18 June 2017

Food Must Fix It: The 2017 EAT Forum

The convening power of Gunhild Stordalen is astonishing.  The Crown Princess of Sweden, the President of Mauritius, Sir Bob Geldof and a large group of other influential leaders, doers, and thinkers.

This was my first visit to the EAT Forum, although I had worked with Gunhild on a joint newspaper article for the Norway launch of the 2015 GNR and knew how committed she was to making a difference.  Her commitment is contagious.

At the Forum, I gave a talk on 3 inequalities at the heart of the food system that generate poor nutrition outcomes. First, our rather conventional public health attempts to stimulate behaviour change in food choice which focus on “wholesomeness” and “good for you” exhortations and worthy messaging—all in comparison to commercial advertising efforts which persuade us to buy certain foods based on their convenience, deliciousness, crave-ability and status. Second, I noted the stark inability of most of the world to afford healthy diets: 52% of household incomes in South Asia would be needed to buy 5 fruits and vegetables a day.  Third, I argued that the lack of information, evidence and data on the impacts of business-government partnerships beyond profits (i.e. on people and the planet) hampers collaboration.
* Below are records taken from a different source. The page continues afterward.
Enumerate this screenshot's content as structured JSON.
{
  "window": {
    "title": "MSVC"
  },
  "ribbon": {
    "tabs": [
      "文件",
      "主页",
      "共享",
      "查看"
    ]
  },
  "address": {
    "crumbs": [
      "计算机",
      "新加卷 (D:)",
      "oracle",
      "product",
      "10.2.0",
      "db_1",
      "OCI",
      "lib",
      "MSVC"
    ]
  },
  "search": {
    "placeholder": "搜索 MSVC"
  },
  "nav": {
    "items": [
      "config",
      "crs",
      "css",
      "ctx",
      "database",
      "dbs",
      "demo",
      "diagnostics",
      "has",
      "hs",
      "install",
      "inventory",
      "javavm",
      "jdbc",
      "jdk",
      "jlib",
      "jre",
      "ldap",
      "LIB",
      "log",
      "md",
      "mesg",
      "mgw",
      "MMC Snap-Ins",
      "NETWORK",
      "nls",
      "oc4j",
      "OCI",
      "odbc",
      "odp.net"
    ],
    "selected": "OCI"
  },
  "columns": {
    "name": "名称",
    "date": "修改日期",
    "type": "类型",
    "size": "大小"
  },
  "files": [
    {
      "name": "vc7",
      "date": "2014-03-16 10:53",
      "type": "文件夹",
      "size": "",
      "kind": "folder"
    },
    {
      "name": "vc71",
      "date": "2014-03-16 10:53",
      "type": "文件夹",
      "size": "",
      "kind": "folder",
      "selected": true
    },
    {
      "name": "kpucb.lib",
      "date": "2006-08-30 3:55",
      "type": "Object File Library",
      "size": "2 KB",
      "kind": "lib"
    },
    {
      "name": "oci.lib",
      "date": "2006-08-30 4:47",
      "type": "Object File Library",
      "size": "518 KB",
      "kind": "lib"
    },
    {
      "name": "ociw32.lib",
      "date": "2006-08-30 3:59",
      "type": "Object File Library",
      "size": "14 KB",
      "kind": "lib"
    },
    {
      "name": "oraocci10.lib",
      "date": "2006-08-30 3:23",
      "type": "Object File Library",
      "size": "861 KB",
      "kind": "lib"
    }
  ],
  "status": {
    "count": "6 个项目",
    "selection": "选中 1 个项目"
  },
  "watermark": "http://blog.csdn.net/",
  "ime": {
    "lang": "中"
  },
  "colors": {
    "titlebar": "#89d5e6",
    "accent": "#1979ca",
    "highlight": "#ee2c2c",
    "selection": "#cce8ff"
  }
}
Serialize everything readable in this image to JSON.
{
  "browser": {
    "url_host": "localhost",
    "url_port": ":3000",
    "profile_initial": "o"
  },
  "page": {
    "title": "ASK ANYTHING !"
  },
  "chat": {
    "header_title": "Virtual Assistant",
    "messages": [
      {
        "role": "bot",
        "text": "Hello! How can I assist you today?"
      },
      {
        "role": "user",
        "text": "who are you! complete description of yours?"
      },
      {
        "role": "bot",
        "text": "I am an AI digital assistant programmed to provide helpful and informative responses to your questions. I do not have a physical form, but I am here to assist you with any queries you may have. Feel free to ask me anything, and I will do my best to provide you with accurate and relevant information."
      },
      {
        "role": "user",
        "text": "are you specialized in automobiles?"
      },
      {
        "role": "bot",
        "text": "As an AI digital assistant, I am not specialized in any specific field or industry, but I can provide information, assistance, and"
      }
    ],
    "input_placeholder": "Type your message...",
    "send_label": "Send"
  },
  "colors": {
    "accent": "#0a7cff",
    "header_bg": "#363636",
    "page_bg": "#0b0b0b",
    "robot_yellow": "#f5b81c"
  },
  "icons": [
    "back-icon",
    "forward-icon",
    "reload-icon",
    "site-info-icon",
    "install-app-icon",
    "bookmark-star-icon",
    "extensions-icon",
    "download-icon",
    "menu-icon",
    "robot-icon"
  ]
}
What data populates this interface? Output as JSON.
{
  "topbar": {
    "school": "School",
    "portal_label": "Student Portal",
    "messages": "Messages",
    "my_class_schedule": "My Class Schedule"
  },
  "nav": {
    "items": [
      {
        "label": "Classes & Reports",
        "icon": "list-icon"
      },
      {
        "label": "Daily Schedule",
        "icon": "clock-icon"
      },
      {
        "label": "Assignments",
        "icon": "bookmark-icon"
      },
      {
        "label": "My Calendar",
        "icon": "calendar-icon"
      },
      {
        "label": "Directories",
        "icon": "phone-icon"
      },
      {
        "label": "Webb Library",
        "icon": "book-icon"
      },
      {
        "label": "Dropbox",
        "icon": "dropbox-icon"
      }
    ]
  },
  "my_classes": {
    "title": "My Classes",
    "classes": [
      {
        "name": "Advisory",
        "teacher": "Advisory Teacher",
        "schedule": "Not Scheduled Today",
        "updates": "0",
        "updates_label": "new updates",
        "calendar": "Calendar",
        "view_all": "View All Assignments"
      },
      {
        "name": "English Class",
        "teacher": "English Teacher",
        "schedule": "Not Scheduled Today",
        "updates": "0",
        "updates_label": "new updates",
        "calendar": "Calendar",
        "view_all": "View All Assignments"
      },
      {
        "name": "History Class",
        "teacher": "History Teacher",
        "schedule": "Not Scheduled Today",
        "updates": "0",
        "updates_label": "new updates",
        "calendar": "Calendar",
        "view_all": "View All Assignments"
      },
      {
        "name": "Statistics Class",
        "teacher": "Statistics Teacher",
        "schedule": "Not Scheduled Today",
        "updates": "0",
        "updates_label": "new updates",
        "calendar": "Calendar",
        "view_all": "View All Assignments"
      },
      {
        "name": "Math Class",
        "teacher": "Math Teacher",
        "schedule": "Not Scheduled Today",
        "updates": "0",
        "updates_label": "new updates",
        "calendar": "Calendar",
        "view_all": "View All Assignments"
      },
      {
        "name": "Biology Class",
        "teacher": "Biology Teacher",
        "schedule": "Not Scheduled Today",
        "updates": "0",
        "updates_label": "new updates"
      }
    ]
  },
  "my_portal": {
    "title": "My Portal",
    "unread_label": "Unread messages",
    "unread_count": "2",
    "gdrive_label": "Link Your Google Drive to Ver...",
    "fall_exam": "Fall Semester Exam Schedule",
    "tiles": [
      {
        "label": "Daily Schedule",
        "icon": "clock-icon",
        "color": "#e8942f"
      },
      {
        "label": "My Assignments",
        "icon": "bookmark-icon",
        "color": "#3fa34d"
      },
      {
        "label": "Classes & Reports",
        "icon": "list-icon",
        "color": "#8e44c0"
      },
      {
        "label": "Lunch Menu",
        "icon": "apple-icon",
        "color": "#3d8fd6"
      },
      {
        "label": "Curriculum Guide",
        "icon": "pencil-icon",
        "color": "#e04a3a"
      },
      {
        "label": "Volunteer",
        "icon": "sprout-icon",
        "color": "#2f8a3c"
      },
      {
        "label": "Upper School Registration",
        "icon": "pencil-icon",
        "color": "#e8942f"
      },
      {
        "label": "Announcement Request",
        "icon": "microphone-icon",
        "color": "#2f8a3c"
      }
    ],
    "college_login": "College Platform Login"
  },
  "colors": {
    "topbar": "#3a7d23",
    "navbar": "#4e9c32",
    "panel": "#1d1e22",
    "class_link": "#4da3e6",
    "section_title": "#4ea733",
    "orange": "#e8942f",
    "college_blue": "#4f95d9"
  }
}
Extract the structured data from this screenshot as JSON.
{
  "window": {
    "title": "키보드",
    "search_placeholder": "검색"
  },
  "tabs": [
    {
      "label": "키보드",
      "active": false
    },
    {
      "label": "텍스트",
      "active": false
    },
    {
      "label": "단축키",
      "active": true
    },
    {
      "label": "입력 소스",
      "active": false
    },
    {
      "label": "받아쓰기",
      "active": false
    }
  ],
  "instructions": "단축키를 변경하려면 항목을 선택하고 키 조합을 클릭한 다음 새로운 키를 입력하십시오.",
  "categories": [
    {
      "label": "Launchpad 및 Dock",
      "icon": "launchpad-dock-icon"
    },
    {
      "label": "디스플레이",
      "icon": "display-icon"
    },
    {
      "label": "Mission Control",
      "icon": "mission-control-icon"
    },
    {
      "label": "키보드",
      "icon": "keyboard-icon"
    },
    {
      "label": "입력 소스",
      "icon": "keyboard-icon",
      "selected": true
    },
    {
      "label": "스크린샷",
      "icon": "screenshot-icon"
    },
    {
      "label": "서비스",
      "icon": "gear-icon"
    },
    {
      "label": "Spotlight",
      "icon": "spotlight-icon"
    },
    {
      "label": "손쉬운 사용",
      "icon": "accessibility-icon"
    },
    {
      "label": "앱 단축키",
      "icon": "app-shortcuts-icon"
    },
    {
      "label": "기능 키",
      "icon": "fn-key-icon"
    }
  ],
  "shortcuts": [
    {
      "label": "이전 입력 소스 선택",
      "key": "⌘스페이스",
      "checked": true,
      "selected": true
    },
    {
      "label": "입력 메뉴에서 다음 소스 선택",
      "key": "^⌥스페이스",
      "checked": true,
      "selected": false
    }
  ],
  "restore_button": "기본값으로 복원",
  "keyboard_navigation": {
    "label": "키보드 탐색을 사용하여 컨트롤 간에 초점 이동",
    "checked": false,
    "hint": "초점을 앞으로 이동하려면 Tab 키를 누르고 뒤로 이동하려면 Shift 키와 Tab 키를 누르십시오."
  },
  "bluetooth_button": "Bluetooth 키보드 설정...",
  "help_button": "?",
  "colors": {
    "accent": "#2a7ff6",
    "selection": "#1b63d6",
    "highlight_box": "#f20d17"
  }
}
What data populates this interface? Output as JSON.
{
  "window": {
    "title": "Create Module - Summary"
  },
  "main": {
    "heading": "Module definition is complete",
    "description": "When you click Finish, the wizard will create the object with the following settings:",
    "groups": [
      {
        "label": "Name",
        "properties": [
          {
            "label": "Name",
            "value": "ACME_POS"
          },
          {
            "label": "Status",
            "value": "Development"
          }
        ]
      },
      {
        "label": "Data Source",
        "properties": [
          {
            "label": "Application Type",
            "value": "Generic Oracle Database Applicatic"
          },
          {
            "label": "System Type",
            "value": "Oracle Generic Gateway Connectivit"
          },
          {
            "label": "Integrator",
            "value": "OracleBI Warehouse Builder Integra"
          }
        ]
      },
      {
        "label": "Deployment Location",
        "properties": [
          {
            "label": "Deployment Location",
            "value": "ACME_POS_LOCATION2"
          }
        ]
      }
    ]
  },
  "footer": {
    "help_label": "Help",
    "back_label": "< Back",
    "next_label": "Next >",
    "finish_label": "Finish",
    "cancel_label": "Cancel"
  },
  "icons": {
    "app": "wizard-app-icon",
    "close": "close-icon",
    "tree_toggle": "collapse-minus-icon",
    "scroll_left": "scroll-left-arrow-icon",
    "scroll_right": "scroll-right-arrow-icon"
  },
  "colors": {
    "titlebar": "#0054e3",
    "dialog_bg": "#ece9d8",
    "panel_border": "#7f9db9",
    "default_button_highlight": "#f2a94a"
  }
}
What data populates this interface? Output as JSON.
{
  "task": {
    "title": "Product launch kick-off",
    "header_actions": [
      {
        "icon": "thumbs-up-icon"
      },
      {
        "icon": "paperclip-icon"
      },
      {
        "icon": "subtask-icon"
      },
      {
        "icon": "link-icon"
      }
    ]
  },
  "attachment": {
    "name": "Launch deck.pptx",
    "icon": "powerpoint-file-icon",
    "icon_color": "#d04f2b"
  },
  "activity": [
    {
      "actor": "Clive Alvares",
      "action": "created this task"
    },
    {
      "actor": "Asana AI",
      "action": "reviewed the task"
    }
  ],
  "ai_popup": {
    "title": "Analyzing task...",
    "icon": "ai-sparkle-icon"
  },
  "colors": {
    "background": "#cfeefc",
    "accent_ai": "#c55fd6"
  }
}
These are three areas where GAIN is working with a wide range of public and private stakeholders to increase the demand for healthy food, to increase the capacity of small and medium and large enterprises to meet that demand and make nutritious food available at a lower price, and to create an environment that enables businesses to do good things for nutrition and discourages them from doing unhelpful things.

My takeaways from the 2 days (disclosure, GAIN is on the EAT Advisory Board):

*As a newcomer to EAT Forum, I found the fact that I only knew about 10% of the participants to be really refreshing.  New organisation, new perspectives, and a fair amount of new thinking. Great.

*Businesses were very present, although mainly European and American ones.  It was great that they were there because, as the African proverb goes, “to change someone’s head they have to be in the room”: no engagement means fewer opportunities to influence.

*But, in general, the event was high income country focused.  Sure, there were people like me focused on low and middle income issues, but still from a European and North American perspective.  If the audience were more geographically diverse it would really accelerate the convergence of the 2 sets of conversations happening in the Forum: the high income and middle/low income ones.  It is clear that the Forum is very much hastening this convergence, but a more rounded and grounded set of perspectives would help us co-create a more unified vision and set of approaches to solution generation.

*A number of the presentations dwelled on the achievements of the presenters and their organisations. This was fine given that were many such fine achievements and the presenters were amazing people and communicators.  But, I wanted a bit more on the challenges they faced and how they overcome them—also, what did not work and why?  For sure there was some of this (and more than you would find at an academic audience!) but more would have been welcome.

*The focus on the links between food, health and the planet were really strong and quite seamless. But I am a data hound and I would have liked a few shamelessly scientific sessions, although perhaps that would have reduced the uniqueness of the meeting.

*The EAT Forum has been disruptive--in a good way.  It has challenged conventional wisdom and now it is rewriting conventional wisdom. So what does it do for a second act?  Bob Geldof reminded us that social change occurs when there is an initial disruption, then an amplification of the message around a set of leaders, followed by consolidation and organisation of the movement, and, underpinning it all, a relentless devotion to a cause.  So what is the future disruption role of the EAT Forum?  Does it just keep going and wait for others to get on the bus, or does it park the bus outside the halls of power and lure them in?  I don’t know.  I suspect the former.   But the disruption question remains. In many ways the EAT Forum could be more unconventional.  It would, for example, be great to get more schoolkids involved to talk about what they think, expect and can do; more journalists talking about what their readers want to read and how that can be influenced; more political activists teaching us about their strategies; and more people from the arts helping us connect outside the policy and business wonkosphere.  Perhaps I am being too demanding, but if so that is because the EAT Forum has raised expectations in a world that is desperately lacking the hope and energy of the period just before the global financial crisis—a world where dreams have been harshly dampened by the austerity our politicians have responded with.

The rallying point for the Forum was “food can fix it” whether health, climate, sustainability or access to a nutritious, safe, affordable and desirable diet.  This simple phrase was deceptively helpful in providing a focal point and, as Johan Rockstrom, the scientific lead for EAT, said at the end, it really should be “food must fix it”.  Agreed.

All in all I found the EAT Forum to be a very refreshing change from the same old meetings where you know everyone and you know what they are going to say well before they say it. Long may it continue to reinvent itself, to keep challenging tired conventional wisdom while catalysing unlikely partnerships that generate ideas and approaches that are truly transformative. 

In short, if the EAT Forum did not exist we would need to invent it.

No comments: